> **Data section**

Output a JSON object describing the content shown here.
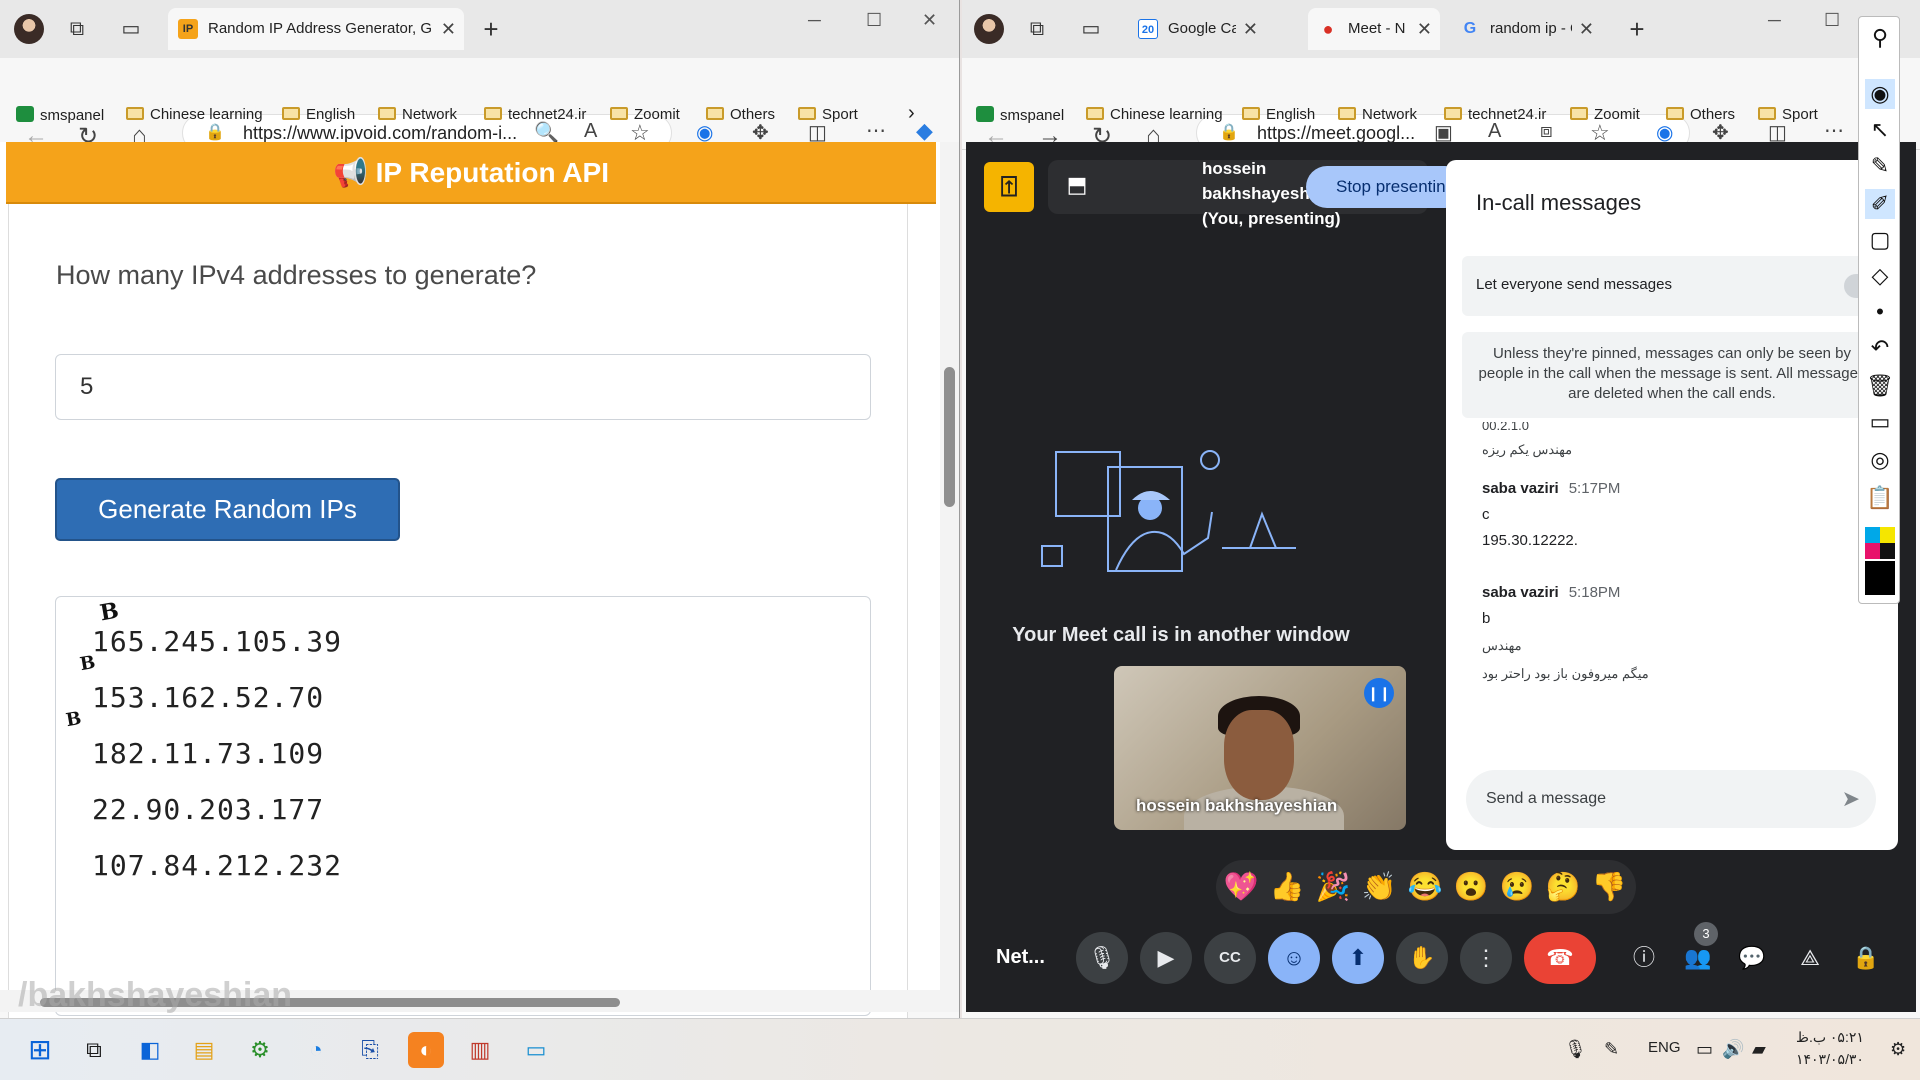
{
  "left_window": {
    "tab": {
      "title": "Random IP Address Generator, G",
      "favicon": "IP"
    },
    "url": "https://www.ipvoid.com/random-i...",
    "bookmarks": [
      "smspanel",
      "Chinese learning",
      "English",
      "Network",
      "technet24.ir",
      "Zoomit",
      "Others",
      "Sport"
    ],
    "banner": "IP Reputation API",
    "question": "How many IPv4 addresses to generate?",
    "count_value": "5",
    "generate_button": "Generate Random IPs",
    "ips": [
      "165.245.105.39",
      "153.162.52.70",
      "182.11.73.109",
      "22.90.203.177",
      "107.84.212.232"
    ],
    "annotations": [
      "B",
      "B",
      "B"
    ],
    "watermark": "/bakhshayeshian"
  },
  "right_window": {
    "tabs": [
      {
        "title": "Google Calen",
        "favicon": "20"
      },
      {
        "title": "Meet - N",
        "favicon": "●"
      },
      {
        "title": "random ip - G",
        "favicon": "G"
      }
    ],
    "url": "https://meet.googl...",
    "bookmarks": [
      "smspanel",
      "Chinese learning",
      "English",
      "Network",
      "technet24.ir",
      "Zoomit",
      "Others",
      "Sport"
    ],
    "meet": {
      "presenter_name": "hossein bakhshayeshian (You, presenting)",
      "stop_button": "Stop presenting",
      "another_window": "Your Meet call is in another window",
      "video_name": "hossein bakhshayeshian",
      "call_label": "Net...",
      "participants_count": "3",
      "emojis": [
        "💖",
        "👍",
        "🎉",
        "👏",
        "😂",
        "😮",
        "😢",
        "🤔",
        "👎"
      ]
    },
    "panel": {
      "title": "In-call messages",
      "toggle_label": "Let everyone send messages",
      "info": "Unless they're pinned, messages can only be seen by people in the call when the message is sent. All messages are deleted when the call ends.",
      "partial_top": "00.2.1.0",
      "m0_text": "مهندس یکم ریزه",
      "m1_sender": "saba vaziri",
      "m1_time": "5:17PM",
      "m1_l1": "c",
      "m1_l2": "195.30.12222.",
      "m2_sender": "saba vaziri",
      "m2_time": "5:18PM",
      "m2_l1": "b",
      "m2_l2": "مهندس",
      "m2_l3": "میگم میروفون باز بود راحتر بود",
      "input_placeholder": "Send a message"
    }
  },
  "taskbar": {
    "lang": "ENG",
    "time": "۰۵:۲۱ ب.ظ",
    "date": "۱۴۰۳/۰۵/۳۰"
  }
}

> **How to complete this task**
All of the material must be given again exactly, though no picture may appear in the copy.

> **Solution to the exercise**
Output a JSON object describing the content shown here.
{
  "left_window": {
    "tab": {
      "title": "Random IP Address Generator, G",
      "favicon": "IP"
    },
    "url": "https://www.ipvoid.com/random-i...",
    "bookmarks": [
      "smspanel",
      "Chinese learning",
      "English",
      "Network",
      "technet24.ir",
      "Zoomit",
      "Others",
      "Sport"
    ],
    "banner": "IP Reputation API",
    "question": "How many IPv4 addresses to generate?",
    "count_value": "5",
    "generate_button": "Generate Random IPs",
    "ips": [
      "165.245.105.39",
      "153.162.52.70",
      "182.11.73.109",
      "22.90.203.177",
      "107.84.212.232"
    ],
    "annotations": [
      "B",
      "B",
      "B"
    ],
    "watermark": "/bakhshayeshian"
  },
  "right_window": {
    "tabs": [
      {
        "title": "Google Calen",
        "favicon": "20"
      },
      {
        "title": "Meet - N",
        "favicon": "●"
      },
      {
        "title": "random ip - G",
        "favicon": "G"
      }
    ],
    "url": "https://meet.googl...",
    "bookmarks": [
      "smspanel",
      "Chinese learning",
      "English",
      "Network",
      "technet24.ir",
      "Zoomit",
      "Others",
      "Sport"
    ],
    "meet": {
      "presenter_name": "hossein bakhshayeshian (You, presenting)",
      "stop_button": "Stop presenting",
      "another_window": "Your Meet call is in another window",
      "video_name": "hossein bakhshayeshian",
      "call_label": "Net...",
      "participants_count": "3",
      "emojis": [
        "💖",
        "👍",
        "🎉",
        "👏",
        "😂",
        "😮",
        "😢",
        "🤔",
        "👎"
      ]
    },
    "panel": {
      "title": "In-call messages",
      "toggle_label": "Let everyone send messages",
      "info": "Unless they're pinned, messages can only be seen by people in the call when the message is sent. All messages are deleted when the call ends.",
      "partial_top": "00.2.1.0",
      "m0_text": "مهندس یکم ریزه",
      "m1_sender": "saba vaziri",
      "m1_time": "5:17PM",
      "m1_l1": "c",
      "m1_l2": "195.30.12222.",
      "m2_sender": "saba vaziri",
      "m2_time": "5:18PM",
      "m2_l1": "b",
      "m2_l2": "مهندس",
      "m2_l3": "میگم میروفون باز بود راحتر بود",
      "input_placeholder": "Send a message"
    }
  },
  "taskbar": {
    "lang": "ENG",
    "time": "۰۵:۲۱ ب.ظ",
    "date": "۱۴۰۳/۰۵/۳۰"
  }
}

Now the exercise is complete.